- [WORK TASK]
Copy each entry exactly, leaving nothing out.
• • • • •
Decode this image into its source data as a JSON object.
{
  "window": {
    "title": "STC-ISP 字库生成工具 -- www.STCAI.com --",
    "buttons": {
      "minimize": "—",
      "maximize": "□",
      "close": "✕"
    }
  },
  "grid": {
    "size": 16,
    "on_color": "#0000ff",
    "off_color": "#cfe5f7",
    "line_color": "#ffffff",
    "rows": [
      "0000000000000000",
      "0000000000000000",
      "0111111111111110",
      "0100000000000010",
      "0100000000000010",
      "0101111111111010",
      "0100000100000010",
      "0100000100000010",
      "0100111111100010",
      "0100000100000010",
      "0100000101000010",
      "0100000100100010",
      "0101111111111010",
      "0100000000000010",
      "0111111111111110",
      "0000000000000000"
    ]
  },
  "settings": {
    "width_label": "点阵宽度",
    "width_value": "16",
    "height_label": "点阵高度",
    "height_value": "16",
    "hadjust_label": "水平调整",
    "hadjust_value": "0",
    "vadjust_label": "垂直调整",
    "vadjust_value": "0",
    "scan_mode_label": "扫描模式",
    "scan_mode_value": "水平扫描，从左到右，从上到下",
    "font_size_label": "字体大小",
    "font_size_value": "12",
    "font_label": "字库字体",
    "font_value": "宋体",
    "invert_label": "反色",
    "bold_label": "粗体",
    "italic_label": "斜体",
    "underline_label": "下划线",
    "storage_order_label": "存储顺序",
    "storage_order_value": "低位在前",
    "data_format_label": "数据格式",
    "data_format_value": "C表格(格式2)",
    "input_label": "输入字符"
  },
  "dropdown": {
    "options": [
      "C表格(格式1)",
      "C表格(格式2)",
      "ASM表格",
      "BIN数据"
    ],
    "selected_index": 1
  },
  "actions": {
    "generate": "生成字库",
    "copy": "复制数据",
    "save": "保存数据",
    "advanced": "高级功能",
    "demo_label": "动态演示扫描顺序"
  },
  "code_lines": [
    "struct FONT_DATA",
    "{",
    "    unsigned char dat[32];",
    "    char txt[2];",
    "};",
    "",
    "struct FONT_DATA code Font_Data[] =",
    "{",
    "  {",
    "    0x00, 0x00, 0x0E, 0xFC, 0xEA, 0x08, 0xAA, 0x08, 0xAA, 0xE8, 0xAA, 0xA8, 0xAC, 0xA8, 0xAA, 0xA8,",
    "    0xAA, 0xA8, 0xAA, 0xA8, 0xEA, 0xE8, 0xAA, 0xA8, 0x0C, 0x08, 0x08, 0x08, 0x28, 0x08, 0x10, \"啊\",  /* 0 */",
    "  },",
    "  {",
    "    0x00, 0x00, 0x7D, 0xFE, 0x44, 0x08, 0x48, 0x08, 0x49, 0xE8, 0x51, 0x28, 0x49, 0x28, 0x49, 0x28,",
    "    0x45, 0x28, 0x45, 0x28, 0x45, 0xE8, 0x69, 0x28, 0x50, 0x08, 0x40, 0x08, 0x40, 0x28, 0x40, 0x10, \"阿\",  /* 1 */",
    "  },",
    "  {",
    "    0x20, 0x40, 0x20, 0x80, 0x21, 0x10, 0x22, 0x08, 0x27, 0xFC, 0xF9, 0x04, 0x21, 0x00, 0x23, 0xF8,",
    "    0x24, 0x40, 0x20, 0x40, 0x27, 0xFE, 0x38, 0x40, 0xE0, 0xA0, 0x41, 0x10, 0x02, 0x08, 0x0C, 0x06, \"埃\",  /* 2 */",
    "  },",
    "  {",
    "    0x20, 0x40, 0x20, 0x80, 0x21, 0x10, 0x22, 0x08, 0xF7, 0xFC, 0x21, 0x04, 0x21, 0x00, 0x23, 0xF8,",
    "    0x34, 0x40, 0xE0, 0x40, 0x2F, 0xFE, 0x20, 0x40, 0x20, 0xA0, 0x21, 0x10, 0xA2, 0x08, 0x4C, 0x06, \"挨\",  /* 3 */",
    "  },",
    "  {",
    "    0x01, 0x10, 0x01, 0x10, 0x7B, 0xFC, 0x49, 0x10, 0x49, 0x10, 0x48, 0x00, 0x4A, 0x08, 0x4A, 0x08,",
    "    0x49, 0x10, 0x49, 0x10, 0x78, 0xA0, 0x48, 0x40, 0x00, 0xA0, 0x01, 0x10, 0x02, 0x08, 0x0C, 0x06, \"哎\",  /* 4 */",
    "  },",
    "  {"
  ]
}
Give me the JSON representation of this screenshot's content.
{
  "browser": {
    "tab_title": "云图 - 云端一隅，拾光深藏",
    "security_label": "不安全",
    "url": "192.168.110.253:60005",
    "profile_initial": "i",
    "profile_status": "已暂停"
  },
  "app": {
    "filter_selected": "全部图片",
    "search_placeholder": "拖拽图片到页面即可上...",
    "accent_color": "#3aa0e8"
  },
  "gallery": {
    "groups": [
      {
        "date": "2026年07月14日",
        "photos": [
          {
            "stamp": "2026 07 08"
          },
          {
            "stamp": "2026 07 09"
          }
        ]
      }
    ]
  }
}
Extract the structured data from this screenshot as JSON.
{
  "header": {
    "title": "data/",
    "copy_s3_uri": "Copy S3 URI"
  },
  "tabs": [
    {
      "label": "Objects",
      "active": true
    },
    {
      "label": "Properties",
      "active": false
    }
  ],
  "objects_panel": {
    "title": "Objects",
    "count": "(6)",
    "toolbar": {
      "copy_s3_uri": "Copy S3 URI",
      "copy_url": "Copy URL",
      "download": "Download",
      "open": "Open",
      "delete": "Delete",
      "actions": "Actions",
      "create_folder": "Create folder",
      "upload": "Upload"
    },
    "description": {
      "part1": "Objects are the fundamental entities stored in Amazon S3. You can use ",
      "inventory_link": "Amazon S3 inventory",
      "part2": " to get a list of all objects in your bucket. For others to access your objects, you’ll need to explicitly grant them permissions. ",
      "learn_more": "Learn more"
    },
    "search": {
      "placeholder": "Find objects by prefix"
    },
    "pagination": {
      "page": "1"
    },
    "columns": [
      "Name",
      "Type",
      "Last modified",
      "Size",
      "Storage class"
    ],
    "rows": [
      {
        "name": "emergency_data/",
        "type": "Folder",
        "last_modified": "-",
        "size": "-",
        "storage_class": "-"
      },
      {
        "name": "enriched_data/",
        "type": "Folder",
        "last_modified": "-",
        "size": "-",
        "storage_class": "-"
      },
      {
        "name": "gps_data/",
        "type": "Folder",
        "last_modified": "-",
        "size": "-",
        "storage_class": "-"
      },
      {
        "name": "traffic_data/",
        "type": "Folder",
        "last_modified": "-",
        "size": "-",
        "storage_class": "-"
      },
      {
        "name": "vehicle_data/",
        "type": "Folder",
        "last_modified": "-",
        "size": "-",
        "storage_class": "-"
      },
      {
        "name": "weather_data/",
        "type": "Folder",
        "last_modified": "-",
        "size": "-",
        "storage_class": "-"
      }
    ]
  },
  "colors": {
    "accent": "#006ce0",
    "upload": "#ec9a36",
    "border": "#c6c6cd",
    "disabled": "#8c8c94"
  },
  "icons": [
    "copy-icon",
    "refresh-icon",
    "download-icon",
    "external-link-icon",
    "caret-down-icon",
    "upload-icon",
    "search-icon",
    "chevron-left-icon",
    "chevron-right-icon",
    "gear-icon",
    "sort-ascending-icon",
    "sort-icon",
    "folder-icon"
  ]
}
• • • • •
- [EXPECTED ANSWER]
Decode this image into its source data as a JSON object.
{
  "window": {
    "title": "STC-ISP 字库生成工具 -- www.STCAI.com --",
    "buttons": {
      "minimize": "—",
      "maximize": "□",
      "close": "✕"
    }
  },
  "grid": {
    "size": 16,
    "on_color": "#0000ff",
    "off_color": "#cfe5f7",
    "line_color": "#ffffff",
    "rows": [
      "0000000000000000",
      "0000000000000000",
      "0111111111111110",
      "0100000000000010",
      "0100000000000010",
      "0101111111111010",
      "0100000100000010",
      "0100000100000010",
      "0100111111100010",
      "0100000100000010",
      "0100000101000010",
      "0100000100100010",
      "0101111111111010",
      "0100000000000010",
      "0111111111111110",
      "0000000000000000"
    ]
  },
  "settings": {
    "width_label": "点阵宽度",
    "width_value": "16",
    "height_label": "点阵高度",
    "height_value": "16",
    "hadjust_label": "水平调整",
    "hadjust_value": "0",
    "vadjust_label": "垂直调整",
    "vadjust_value": "0",
    "scan_mode_label": "扫描模式",
    "scan_mode_value": "水平扫描，从左到右，从上到下",
    "font_size_label": "字体大小",
    "font_size_value": "12",
    "font_label": "字库字体",
    "font_value": "宋体",
    "invert_label": "反色",
    "bold_label": "粗体",
    "italic_label": "斜体",
    "underline_label": "下划线",
    "storage_order_label": "存储顺序",
    "storage_order_value": "低位在前",
    "data_format_label": "数据格式",
    "data_format_value": "C表格(格式2)",
    "input_label": "输入字符"
  },
  "dropdown": {
    "options": [
      "C表格(格式1)",
      "C表格(格式2)",
      "ASM表格",
      "BIN数据"
    ],
    "selected_index": 1
  },
  "actions": {
    "generate": "生成字库",
    "copy": "复制数据",
    "save": "保存数据",
    "advanced": "高级功能",
    "demo_label": "动态演示扫描顺序"
  },
  "code_lines": [
    "struct FONT_DATA",
    "{",
    "    unsigned char dat[32];",
    "    char txt[2];",
    "};",
    "",
    "struct FONT_DATA code Font_Data[] =",
    "{",
    "  {",
    "    0x00, 0x00, 0x0E, 0xFC, 0xEA, 0x08, 0xAA, 0x08, 0xAA, 0xE8, 0xAA, 0xA8, 0xAC, 0xA8, 0xAA, 0xA8,",
    "    0xAA, 0xA8, 0xAA, 0xA8, 0xEA, 0xE8, 0xAA, 0xA8, 0x0C, 0x08, 0x08, 0x08, 0x28, 0x08, 0x10, \"啊\",  /* 0 */",
    "  },",
    "  {",
    "    0x00, 0x00, 0x7D, 0xFE, 0x44, 0x08, 0x48, 0x08, 0x49, 0xE8, 0x51, 0x28, 0x49, 0x28, 0x49, 0x28,",
    "    0x45, 0x28, 0x45, 0x28, 0x45, 0xE8, 0x69, 0x28, 0x50, 0x08, 0x40, 0x08, 0x40, 0x28, 0x40, 0x10, \"阿\",  /* 1 */",
    "  },",
    "  {",
    "    0x20, 0x40, 0x20, 0x80, 0x21, 0x10, 0x22, 0x08, 0x27, 0xFC, 0xF9, 0x04, 0x21, 0x00, 0x23, 0xF8,",
    "    0x24, 0x40, 0x20, 0x40, 0x27, 0xFE, 0x38, 0x40, 0xE0, 0xA0, 0x41, 0x10, 0x02, 0x08, 0x0C, 0x06, \"埃\",  /* 2 */",
    "  },",
    "  {",
    "    0x20, 0x40, 0x20, 0x80, 0x21, 0x10, 0x22, 0x08, 0xF7, 0xFC, 0x21, 0x04, 0x21, 0x00, 0x23, 0xF8,",
    "    0x34, 0x40, 0xE0, 0x40, 0x2F, 0xFE, 0x20, 0x40, 0x20, 0xA0, 0x21, 0x10, 0xA2, 0x08, 0x4C, 0x06, \"挨\",  /* 3 */",
    "  },",
    "  {",
    "    0x01, 0x10, 0x01, 0x10, 0x7B, 0xFC, 0x49, 0x10, 0x49, 0x10, 0x48, 0x00, 0x4A, 0x08, 0x4A, 0x08,",
    "    0x49, 0x10, 0x49, 0x10, 0x78, 0xA0, 0x48, 0x40, 0x00, 0xA0, 0x01, 0x10, 0x02, 0x08, 0x0C, 0x06, \"哎\",  /* 4 */",
    "  },",
    "  {"
  ]
}
Give me the JSON representation of this screenshot's content.
{
  "browser": {
    "tab_title": "云图 - 云端一隅，拾光深藏",
    "security_label": "不安全",
    "url": "192.168.110.253:60005",
    "profile_initial": "i",
    "profile_status": "已暂停"
  },
  "app": {
    "filter_selected": "全部图片",
    "search_placeholder": "拖拽图片到页面即可上...",
    "accent_color": "#3aa0e8"
  },
  "gallery": {
    "groups": [
      {
        "date": "2026年07月14日",
        "photos": [
          {
            "stamp": "2026 07 08"
          },
          {
            "stamp": "2026 07 09"
          }
        ]
      }
    ]
  }
}
Extract the structured data from this screenshot as JSON.
{
  "header": {
    "title": "data/",
    "copy_s3_uri": "Copy S3 URI"
  },
  "tabs": [
    {
      "label": "Objects",
      "active": true
    },
    {
      "label": "Properties",
      "active": false
    }
  ],
  "objects_panel": {
    "title": "Objects",
    "count": "(6)",
    "toolbar": {
      "copy_s3_uri": "Copy S3 URI",
      "copy_url": "Copy URL",
      "download": "Download",
      "open": "Open",
      "delete": "Delete",
      "actions": "Actions",
      "create_folder": "Create folder",
      "upload": "Upload"
    },
    "description": {
      "part1": "Objects are the fundamental entities stored in Amazon S3. You can use ",
      "inventory_link": "Amazon S3 inventory",
      "part2": " to get a list of all objects in your bucket. For others to access your objects, you’ll need to explicitly grant them permissions. ",
      "learn_more": "Learn more"
    },
    "search": {
      "placeholder": "Find objects by prefix"
    },
    "pagination": {
      "page": "1"
    },
    "columns": [
      "Name",
      "Type",
      "Last modified",
      "Size",
      "Storage class"
    ],
    "rows": [
      {
        "name": "emergency_data/",
        "type": "Folder",
        "last_modified": "-",
        "size": "-",
        "storage_class": "-"
      },
      {
        "name": "enriched_data/",
        "type": "Folder",
        "last_modified": "-",
        "size": "-",
        "storage_class": "-"
      },
      {
        "name": "gps_data/",
        "type": "Folder",
        "last_modified": "-",
        "size": "-",
        "storage_class": "-"
      },
      {
        "name": "traffic_data/",
        "type": "Folder",
        "last_modified": "-",
        "size": "-",
        "storage_class": "-"
      },
      {
        "name": "vehicle_data/",
        "type": "Folder",
        "last_modified": "-",
        "size": "-",
        "storage_class": "-"
      },
      {
        "name": "weather_data/",
        "type": "Folder",
        "last_modified": "-",
        "size": "-",
        "storage_class": "-"
      }
    ]
  },
  "colors": {
    "accent": "#006ce0",
    "upload": "#ec9a36",
    "border": "#c6c6cd",
    "disabled": "#8c8c94"
  },
  "icons": [
    "copy-icon",
    "refresh-icon",
    "download-icon",
    "external-link-icon",
    "caret-down-icon",
    "upload-icon",
    "search-icon",
    "chevron-left-icon",
    "chevron-right-icon",
    "gear-icon",
    "sort-ascending-icon",
    "sort-icon",
    "folder-icon"
  ]
}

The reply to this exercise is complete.